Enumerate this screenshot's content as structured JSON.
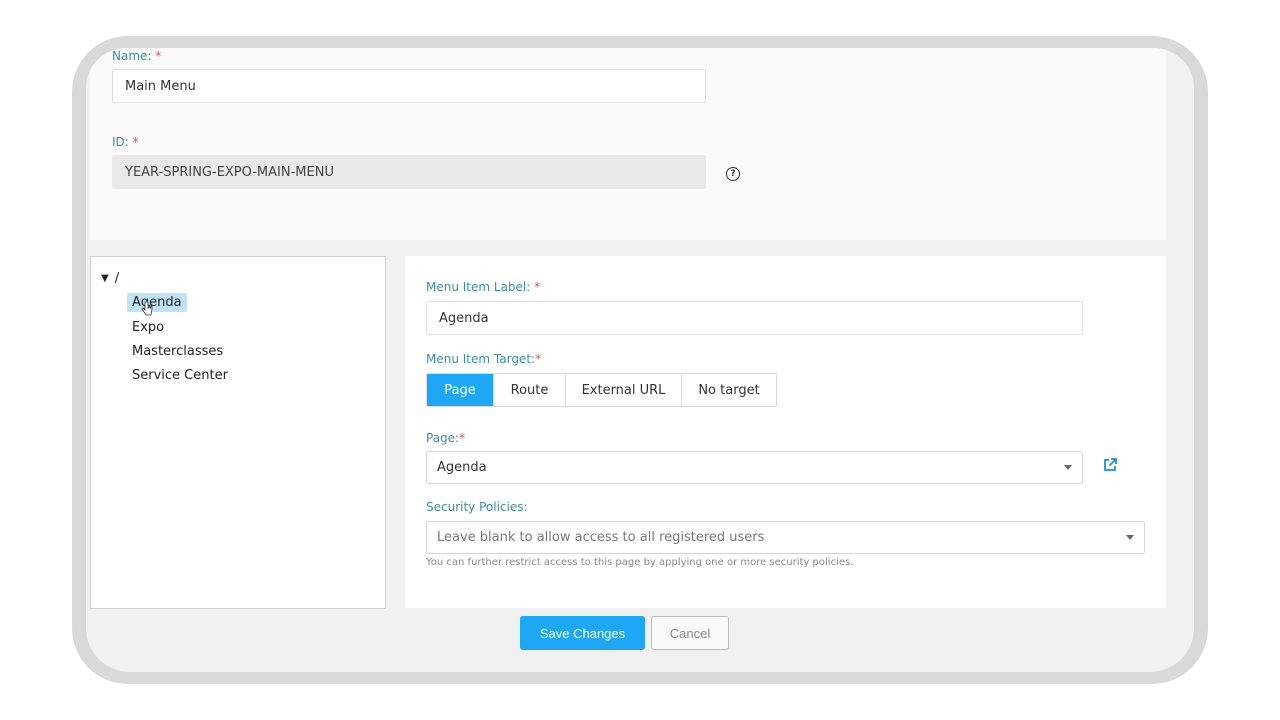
{
  "form": {
    "name_label": "Name:",
    "name_required": "*",
    "name_value": "Main Menu",
    "id_label": "ID:",
    "id_required": "*",
    "id_value": "YEAR-SPRING-EXPO-MAIN-MENU",
    "help_glyph": "?"
  },
  "tree": {
    "caret": "▼",
    "root_label": "/",
    "items": [
      {
        "label": "Agenda",
        "selected": true
      },
      {
        "label": "Expo",
        "selected": false
      },
      {
        "label": "Masterclasses",
        "selected": false
      },
      {
        "label": "Service Center",
        "selected": false
      }
    ]
  },
  "detail": {
    "label_label": "Menu Item Label:",
    "label_required": "*",
    "label_value": "Agenda",
    "target_label": "Menu Item Target:",
    "target_required": "*",
    "target_options": [
      "Page",
      "Route",
      "External URL",
      "No target"
    ],
    "target_selected": "Page",
    "page_label": "Page:",
    "page_required": "*",
    "page_value": "Agenda",
    "security_label": "Security Policies:",
    "security_placeholder": "Leave blank to allow access to all registered users",
    "security_hint": "You can further restrict access to this page by applying one or more security policies."
  },
  "actions": {
    "save_label": "Save Changes",
    "cancel_label": "Cancel"
  },
  "colors": {
    "accent": "#1ea7f5",
    "label": "#3b8fa3",
    "required": "#d9534f",
    "selected_bg": "#bfe3f5"
  }
}
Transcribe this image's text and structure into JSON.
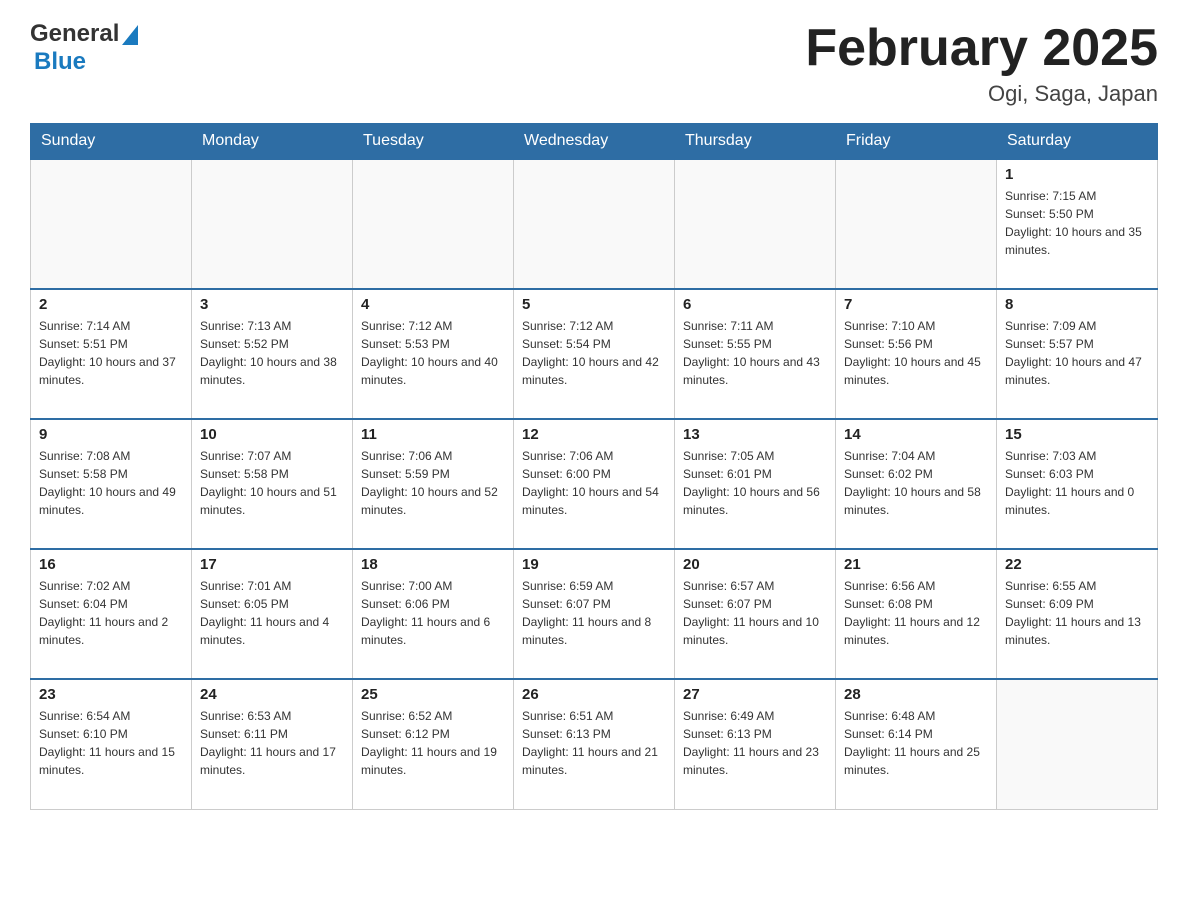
{
  "header": {
    "logo_general": "General",
    "logo_blue": "Blue",
    "title": "February 2025",
    "subtitle": "Ogi, Saga, Japan"
  },
  "days_of_week": [
    "Sunday",
    "Monday",
    "Tuesday",
    "Wednesday",
    "Thursday",
    "Friday",
    "Saturday"
  ],
  "weeks": [
    [
      {
        "day": "",
        "sunrise": "",
        "sunset": "",
        "daylight": "",
        "empty": true
      },
      {
        "day": "",
        "sunrise": "",
        "sunset": "",
        "daylight": "",
        "empty": true
      },
      {
        "day": "",
        "sunrise": "",
        "sunset": "",
        "daylight": "",
        "empty": true
      },
      {
        "day": "",
        "sunrise": "",
        "sunset": "",
        "daylight": "",
        "empty": true
      },
      {
        "day": "",
        "sunrise": "",
        "sunset": "",
        "daylight": "",
        "empty": true
      },
      {
        "day": "",
        "sunrise": "",
        "sunset": "",
        "daylight": "",
        "empty": true
      },
      {
        "day": "1",
        "sunrise": "Sunrise: 7:15 AM",
        "sunset": "Sunset: 5:50 PM",
        "daylight": "Daylight: 10 hours and 35 minutes.",
        "empty": false
      }
    ],
    [
      {
        "day": "2",
        "sunrise": "Sunrise: 7:14 AM",
        "sunset": "Sunset: 5:51 PM",
        "daylight": "Daylight: 10 hours and 37 minutes.",
        "empty": false
      },
      {
        "day": "3",
        "sunrise": "Sunrise: 7:13 AM",
        "sunset": "Sunset: 5:52 PM",
        "daylight": "Daylight: 10 hours and 38 minutes.",
        "empty": false
      },
      {
        "day": "4",
        "sunrise": "Sunrise: 7:12 AM",
        "sunset": "Sunset: 5:53 PM",
        "daylight": "Daylight: 10 hours and 40 minutes.",
        "empty": false
      },
      {
        "day": "5",
        "sunrise": "Sunrise: 7:12 AM",
        "sunset": "Sunset: 5:54 PM",
        "daylight": "Daylight: 10 hours and 42 minutes.",
        "empty": false
      },
      {
        "day": "6",
        "sunrise": "Sunrise: 7:11 AM",
        "sunset": "Sunset: 5:55 PM",
        "daylight": "Daylight: 10 hours and 43 minutes.",
        "empty": false
      },
      {
        "day": "7",
        "sunrise": "Sunrise: 7:10 AM",
        "sunset": "Sunset: 5:56 PM",
        "daylight": "Daylight: 10 hours and 45 minutes.",
        "empty": false
      },
      {
        "day": "8",
        "sunrise": "Sunrise: 7:09 AM",
        "sunset": "Sunset: 5:57 PM",
        "daylight": "Daylight: 10 hours and 47 minutes.",
        "empty": false
      }
    ],
    [
      {
        "day": "9",
        "sunrise": "Sunrise: 7:08 AM",
        "sunset": "Sunset: 5:58 PM",
        "daylight": "Daylight: 10 hours and 49 minutes.",
        "empty": false
      },
      {
        "day": "10",
        "sunrise": "Sunrise: 7:07 AM",
        "sunset": "Sunset: 5:58 PM",
        "daylight": "Daylight: 10 hours and 51 minutes.",
        "empty": false
      },
      {
        "day": "11",
        "sunrise": "Sunrise: 7:06 AM",
        "sunset": "Sunset: 5:59 PM",
        "daylight": "Daylight: 10 hours and 52 minutes.",
        "empty": false
      },
      {
        "day": "12",
        "sunrise": "Sunrise: 7:06 AM",
        "sunset": "Sunset: 6:00 PM",
        "daylight": "Daylight: 10 hours and 54 minutes.",
        "empty": false
      },
      {
        "day": "13",
        "sunrise": "Sunrise: 7:05 AM",
        "sunset": "Sunset: 6:01 PM",
        "daylight": "Daylight: 10 hours and 56 minutes.",
        "empty": false
      },
      {
        "day": "14",
        "sunrise": "Sunrise: 7:04 AM",
        "sunset": "Sunset: 6:02 PM",
        "daylight": "Daylight: 10 hours and 58 minutes.",
        "empty": false
      },
      {
        "day": "15",
        "sunrise": "Sunrise: 7:03 AM",
        "sunset": "Sunset: 6:03 PM",
        "daylight": "Daylight: 11 hours and 0 minutes.",
        "empty": false
      }
    ],
    [
      {
        "day": "16",
        "sunrise": "Sunrise: 7:02 AM",
        "sunset": "Sunset: 6:04 PM",
        "daylight": "Daylight: 11 hours and 2 minutes.",
        "empty": false
      },
      {
        "day": "17",
        "sunrise": "Sunrise: 7:01 AM",
        "sunset": "Sunset: 6:05 PM",
        "daylight": "Daylight: 11 hours and 4 minutes.",
        "empty": false
      },
      {
        "day": "18",
        "sunrise": "Sunrise: 7:00 AM",
        "sunset": "Sunset: 6:06 PM",
        "daylight": "Daylight: 11 hours and 6 minutes.",
        "empty": false
      },
      {
        "day": "19",
        "sunrise": "Sunrise: 6:59 AM",
        "sunset": "Sunset: 6:07 PM",
        "daylight": "Daylight: 11 hours and 8 minutes.",
        "empty": false
      },
      {
        "day": "20",
        "sunrise": "Sunrise: 6:57 AM",
        "sunset": "Sunset: 6:07 PM",
        "daylight": "Daylight: 11 hours and 10 minutes.",
        "empty": false
      },
      {
        "day": "21",
        "sunrise": "Sunrise: 6:56 AM",
        "sunset": "Sunset: 6:08 PM",
        "daylight": "Daylight: 11 hours and 12 minutes.",
        "empty": false
      },
      {
        "day": "22",
        "sunrise": "Sunrise: 6:55 AM",
        "sunset": "Sunset: 6:09 PM",
        "daylight": "Daylight: 11 hours and 13 minutes.",
        "empty": false
      }
    ],
    [
      {
        "day": "23",
        "sunrise": "Sunrise: 6:54 AM",
        "sunset": "Sunset: 6:10 PM",
        "daylight": "Daylight: 11 hours and 15 minutes.",
        "empty": false
      },
      {
        "day": "24",
        "sunrise": "Sunrise: 6:53 AM",
        "sunset": "Sunset: 6:11 PM",
        "daylight": "Daylight: 11 hours and 17 minutes.",
        "empty": false
      },
      {
        "day": "25",
        "sunrise": "Sunrise: 6:52 AM",
        "sunset": "Sunset: 6:12 PM",
        "daylight": "Daylight: 11 hours and 19 minutes.",
        "empty": false
      },
      {
        "day": "26",
        "sunrise": "Sunrise: 6:51 AM",
        "sunset": "Sunset: 6:13 PM",
        "daylight": "Daylight: 11 hours and 21 minutes.",
        "empty": false
      },
      {
        "day": "27",
        "sunrise": "Sunrise: 6:49 AM",
        "sunset": "Sunset: 6:13 PM",
        "daylight": "Daylight: 11 hours and 23 minutes.",
        "empty": false
      },
      {
        "day": "28",
        "sunrise": "Sunrise: 6:48 AM",
        "sunset": "Sunset: 6:14 PM",
        "daylight": "Daylight: 11 hours and 25 minutes.",
        "empty": false
      },
      {
        "day": "",
        "sunrise": "",
        "sunset": "",
        "daylight": "",
        "empty": true
      }
    ]
  ]
}
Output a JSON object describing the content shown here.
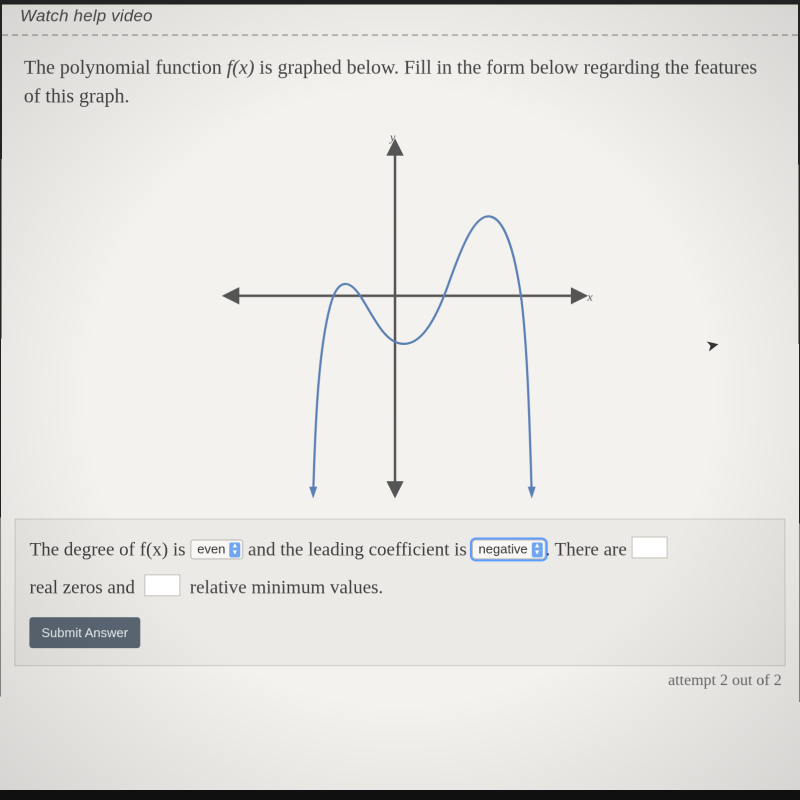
{
  "help_link": "Watch help video",
  "prompt": {
    "pre": "The polynomial function ",
    "fn": "f(x)",
    "post": " is graphed below. Fill in the form below regarding the features of this graph."
  },
  "axis_labels": {
    "x": "x",
    "y": "y"
  },
  "answer": {
    "s1": "The degree of f(x) is ",
    "degree_value": "even",
    "s2": " and the leading coefficient is",
    "coef_value": "negative",
    "s3": ". There are ",
    "s4": "real zeros and",
    "s5": "relative minimum values."
  },
  "submit_label": "Submit Answer",
  "attempt_text": "attempt 2 out of 2",
  "chart_data": {
    "type": "line",
    "title": "",
    "xlabel": "x",
    "ylabel": "y",
    "xlim": [
      -5,
      5
    ],
    "ylim": [
      -5,
      5
    ],
    "series": [
      {
        "name": "f(x)",
        "x": [
          -2.3,
          -2.0,
          -1.5,
          -1.0,
          -0.5,
          0.0,
          0.5,
          1.0,
          1.5,
          2.0,
          2.5,
          2.8,
          3.2
        ],
        "y": [
          -5.0,
          -0.5,
          0.3,
          0.0,
          -0.7,
          -1.1,
          -0.9,
          -0.2,
          1.2,
          2.0,
          1.2,
          -0.5,
          -5.0
        ]
      }
    ],
    "real_zeros": 4,
    "relative_minimums": 1
  }
}
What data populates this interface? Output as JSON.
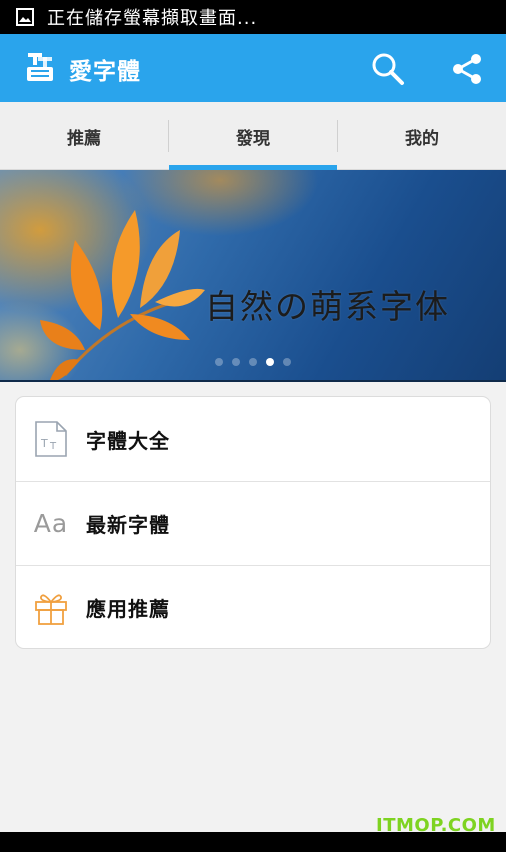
{
  "status_bar": {
    "text": "正在儲存螢幕擷取畫面..."
  },
  "app_bar": {
    "title": "愛字體",
    "logo_icon": "font-logo-icon",
    "actions": [
      "search-icon",
      "share-icon"
    ],
    "color": "#2aa4ec"
  },
  "tabs": {
    "items": [
      {
        "label": "推薦"
      },
      {
        "label": "發現"
      },
      {
        "label": "我的"
      }
    ],
    "active": "發現"
  },
  "banner": {
    "text": "自然の萌系字体",
    "slide_count": 5,
    "active_slide": 4
  },
  "menu": {
    "items": [
      {
        "label": "字體大全",
        "icon": "font-document-icon"
      },
      {
        "label": "最新字體",
        "icon": "aa-text-icon",
        "icon_text": "Aa"
      },
      {
        "label": "應用推薦",
        "icon": "gift-icon"
      }
    ]
  },
  "watermark": "ITMOP.COM"
}
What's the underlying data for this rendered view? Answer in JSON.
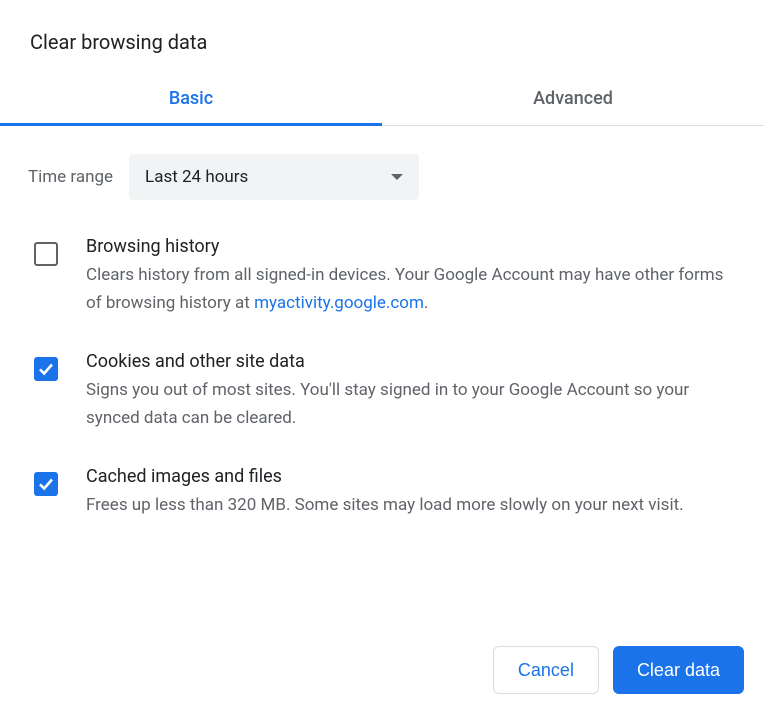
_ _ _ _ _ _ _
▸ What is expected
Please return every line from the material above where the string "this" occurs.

▸ Result below
Enumerate this screenshot's content as structured JSON.
    "security_hint": "You can further restrict access to this page by applying one or more security policies."
Transcribe this image's text and structure into JSON.
    "post": " is graphed below. Fill in the form below regarding the features of this graph."
What data populates this interface? Output as JSON.
What's the underlying data for this rendered view? Answer in JSON.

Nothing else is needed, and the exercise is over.